== What the task asks ==
When a line in the data below includes "title", pick it out and copy it.

Element data from apps and pages
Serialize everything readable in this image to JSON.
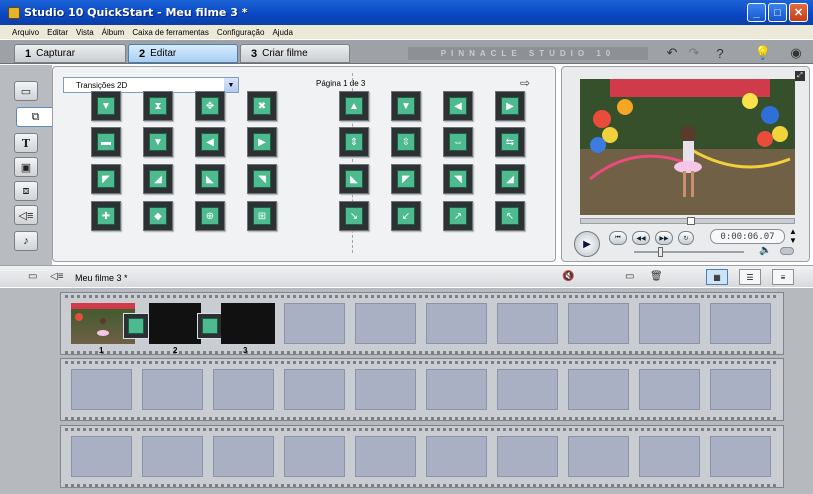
{
  "window": {
    "title": "Studio 10 QuickStart - Meu filme 3 *"
  },
  "menu": [
    "Arquivo",
    "Editar",
    "Vista",
    "Álbum",
    "Caixa de ferramentas",
    "Configuração",
    "Ajuda"
  ],
  "tabs": [
    {
      "num": "1",
      "label": "Capturar"
    },
    {
      "num": "2",
      "label": "Editar"
    },
    {
      "num": "3",
      "label": "Criar filme"
    }
  ],
  "active_tab": "Editar",
  "brand": "PINNACLE STUDIO 10",
  "album": {
    "dropdown_value": "Transições 2D",
    "page_label": "Página 1 de 3",
    "left_glyphs": [
      "▼",
      "⧗",
      "✥",
      "✖",
      "▬",
      "▼",
      "◀",
      "▶",
      "◤",
      "◢",
      "◣",
      "◥",
      "✚",
      "◆",
      "⊕",
      "⊞"
    ],
    "right_glyphs": [
      "▲",
      "▼",
      "◀",
      "▶",
      "⇕",
      "⇳",
      "⇔",
      "⇆",
      "◣",
      "◤",
      "◥",
      "◢",
      "↘",
      "↙",
      "↗",
      "↖"
    ]
  },
  "player": {
    "timecode": "0:00:06.07"
  },
  "movie": {
    "title": "Meu filme 3 *",
    "clips": [
      "1",
      "2",
      "3"
    ]
  }
}
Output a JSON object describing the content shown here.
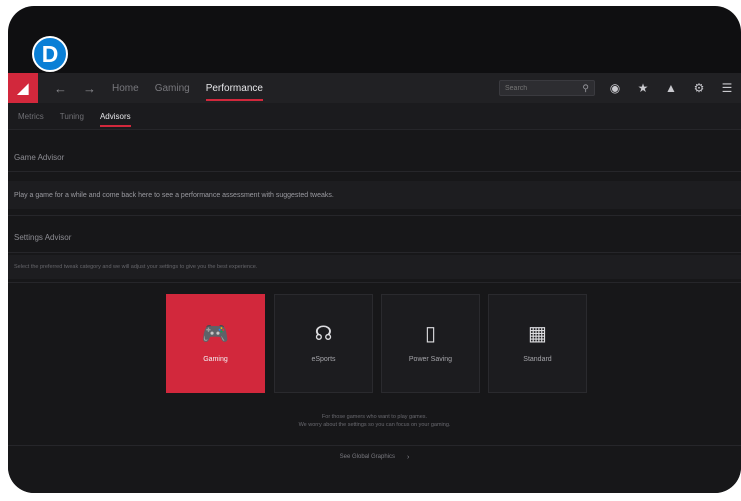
{
  "badge": {
    "letter": "D",
    "color": "#0a7fd6"
  },
  "accent": "#d2283c",
  "topbar": {
    "logo_icon": "amd-logo-icon",
    "back_icon": "arrow-left-icon",
    "forward_icon": "arrow-right-icon",
    "nav": [
      "Home",
      "Gaming",
      "Performance"
    ],
    "active_nav": "Performance",
    "search_placeholder": "Search",
    "icons": [
      "search-icon",
      "globe-icon",
      "star-icon",
      "bell-icon",
      "gear-icon",
      "menu-icon"
    ]
  },
  "subtabs": [
    "Metrics",
    "Tuning",
    "Advisors"
  ],
  "active_subtab": "Advisors",
  "game_advisor": {
    "title": "Game Advisor",
    "text": "Play a game for a while and come back here to see a performance assessment with suggested tweaks."
  },
  "settings_advisor": {
    "title": "Settings Advisor",
    "text": "Select the preferred tweak category and we will adjust your settings to give you the best experience."
  },
  "profiles": [
    {
      "label": "Gaming",
      "icon": "gamepad-icon",
      "selected": true
    },
    {
      "label": "eSports",
      "icon": "headset-icon",
      "selected": false
    },
    {
      "label": "Power Saving",
      "icon": "battery-icon",
      "selected": false
    },
    {
      "label": "Standard",
      "icon": "blocks-icon",
      "selected": false
    }
  ],
  "profile_description": [
    "For those gamers who want to play games.",
    "We worry about the settings so you can focus on your gaming."
  ],
  "footer": {
    "label": "See Global Graphics",
    "chevron_icon": "chevron-right-icon"
  }
}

== Task solution ==
    "title": "Studio 10 QuickStart - Meu filme 3 *"
    "title": "Meu filme 3 *",
    "title": "Game Advisor",
    "title": "Settings Advisor",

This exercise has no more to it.